That's particularly true if the guest stars are all going to be as one-dimensional as Bartolome and Desiree. Barty's such an over-the-top caricature of a villain that it's hard either to fear him or to try to find something sympathetic. A guy who refuses to have his paralysis treated because it would interfere with his hatred? A guy with the power to manipulate Dylan into giving him a ride to Elba Nine (named for the site of Napoleon's first exile -- the one from which he returned, if that's not a plot giveaway), yet can't figure out a way around his own weapons platform, nor a way to bring down Tyr? I'm not sure whether we're supposed to believe Bartolome knows that Desiree is a Nietzschean, but my impression is that he doesn't, which makes him look not very smart. But then, how smart is Dylan for falling victim to this guy who could have gotten the whole ship destroyed had he been a bit more suicidal?

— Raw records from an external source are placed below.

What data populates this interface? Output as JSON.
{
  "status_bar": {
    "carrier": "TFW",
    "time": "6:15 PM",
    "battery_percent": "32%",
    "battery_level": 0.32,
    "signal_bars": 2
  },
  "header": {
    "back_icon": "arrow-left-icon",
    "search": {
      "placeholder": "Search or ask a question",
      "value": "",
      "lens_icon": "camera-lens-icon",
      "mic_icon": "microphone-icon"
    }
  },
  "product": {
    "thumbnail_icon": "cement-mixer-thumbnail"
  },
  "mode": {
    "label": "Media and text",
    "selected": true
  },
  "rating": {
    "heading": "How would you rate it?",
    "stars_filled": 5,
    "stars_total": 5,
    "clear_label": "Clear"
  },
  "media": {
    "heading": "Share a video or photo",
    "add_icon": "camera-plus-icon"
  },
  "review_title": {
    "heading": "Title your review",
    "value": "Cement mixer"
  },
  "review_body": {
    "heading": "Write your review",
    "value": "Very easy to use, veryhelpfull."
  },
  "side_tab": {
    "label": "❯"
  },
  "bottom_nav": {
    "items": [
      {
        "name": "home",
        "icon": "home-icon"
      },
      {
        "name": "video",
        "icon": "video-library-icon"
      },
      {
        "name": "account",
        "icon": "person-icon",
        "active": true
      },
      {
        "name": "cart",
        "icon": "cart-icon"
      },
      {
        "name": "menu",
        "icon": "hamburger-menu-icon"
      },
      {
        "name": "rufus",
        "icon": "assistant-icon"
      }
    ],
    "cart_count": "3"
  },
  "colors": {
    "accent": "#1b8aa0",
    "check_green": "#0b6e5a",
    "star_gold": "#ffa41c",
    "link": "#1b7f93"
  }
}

Like I said, I don't want to think about this too much. I want to move past it and hope the next episode is much, much better. Let's see some more of those new crewmembers who actually get something to do onscreen this week, though they don't seem to be competent at stopping the ship from being boarded or stopping suspicious hijackers from building weapons out of engineering components. Let's see some more of Beka's acerbic wit. Heck, let's see Dylan acting all heroic and Rommie doing her Matrix moves and let's see some more footage of slipfighters doing cool video-game maneuvers...so long as there's a worthwhile plot behind it all.